Try to find cover that isn’t easily seen. Take your time and slowly search spawning flats for any decent cover that you think crappie might use in the spring. If you mark cover that’s out of the water in the winter chances are it will still be visible even when the lake comes up. Finding the cover that’s under water, even at winter pool, is the key to secret cover that crappie will pile up on, especially those elusive slabs that seem to be out a little deeper.
This hidden thick crappie brush is easy to see, but can be hard to find. To find crappie cover, during low water, I will ease up to a stake-bed that’s visible during and bump into another stake-bed with my trolling motor. Once I know it’s there I can see it just beneath the surface and this is the cover you want to mark.
I located 3 Christmas trees in the back of a pocket last year before the water reached summer pool. I could only see about 6 inches of the top above the water. When I started fishing I spotted a few more trees almost invisible in the stained water. I fished each one in that pocket and caught a single crappie from all but a couple of those trees. Each crappie I caught from these perfectly placed Christmas trees was a slab measuring no less than 14 inches. I didn’t fish these trees for crappie once the water came up. However, I did walk a spook over the tops and caught several good bass. All because I knew where this cover was. You can bet I will be back this winter to find more crappie cover in that bay.

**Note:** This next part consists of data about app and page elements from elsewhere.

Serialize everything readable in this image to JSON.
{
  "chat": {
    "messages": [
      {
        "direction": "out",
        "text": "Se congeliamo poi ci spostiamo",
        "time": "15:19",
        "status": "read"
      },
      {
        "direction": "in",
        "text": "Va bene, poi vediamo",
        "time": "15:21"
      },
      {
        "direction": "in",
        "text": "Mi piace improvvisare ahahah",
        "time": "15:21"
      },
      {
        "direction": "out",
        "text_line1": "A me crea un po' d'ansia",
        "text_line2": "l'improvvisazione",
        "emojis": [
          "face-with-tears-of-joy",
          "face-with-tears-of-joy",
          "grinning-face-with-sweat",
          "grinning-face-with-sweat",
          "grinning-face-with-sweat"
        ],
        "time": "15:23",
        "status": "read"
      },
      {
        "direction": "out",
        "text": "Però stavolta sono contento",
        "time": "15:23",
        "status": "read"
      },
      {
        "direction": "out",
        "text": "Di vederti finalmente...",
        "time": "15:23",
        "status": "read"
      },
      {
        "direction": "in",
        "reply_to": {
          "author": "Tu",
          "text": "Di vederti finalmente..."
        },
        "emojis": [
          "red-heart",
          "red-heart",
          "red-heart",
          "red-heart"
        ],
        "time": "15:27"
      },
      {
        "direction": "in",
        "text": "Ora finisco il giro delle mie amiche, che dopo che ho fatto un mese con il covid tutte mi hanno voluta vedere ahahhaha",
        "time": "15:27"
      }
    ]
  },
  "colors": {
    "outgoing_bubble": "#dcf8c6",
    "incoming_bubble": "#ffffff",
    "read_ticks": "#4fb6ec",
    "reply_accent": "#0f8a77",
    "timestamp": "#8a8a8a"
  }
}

Find Crappie Brush Piles To Fish From Shore
If you fish for crappie from the bank this is a great way to locate cover that you can fish. So often I find crappie cover with my boat. I think, man it would be nice to hike in and relax catching the same crappie. Drive to some access points on your lake and just hike along the shoreline. Find crappie cover that you can reach in the spring and mark it with your phone or GPS. You can also mark the spot on shore with a tree limb, rock or good memory. I’ve a spot that I fish from the bank in the spring that is loaded with stake beds and crappie. The guys sinking these stake beds told me where to fish.
I mentioned using a GPS to mark cover in the winter. There is another way and sometimes works better depending on the cover you find. I mark large brush piles and stump fields with my GPS. When the cover is small like a single stump I mark it with a cane or other straight stick. Try to mark the cover on the approach side so you know where to cast without getting hung up. Leave enough sticking above the water to be visible at summer pool. When the water is up trim the marker just above the waterline. This allows you to find cover while easing up to it with your GPS. This way you won’t have to search for it on your fish finder which can spook the crappie.
If you love to crappie fish and want some to yourself this spring get out there this winter and find crappie thick brush to return to when the time is right. Remember, winter can offer some really good crappie fishing too. Take some jigs and minnows and do a little crappie fishing while you’re out. Locating winter crappie schools will help you locate those prime spawning bays as well. As you move through these bays watch for deep brush piles near the first drop in that bay and mark them. This cover is where the crappie will stage coming into the bay pre-spawn and leaving after the spawn.
RELATED CONTENT: Wintertime Crappie , When Crappie Don’t Bite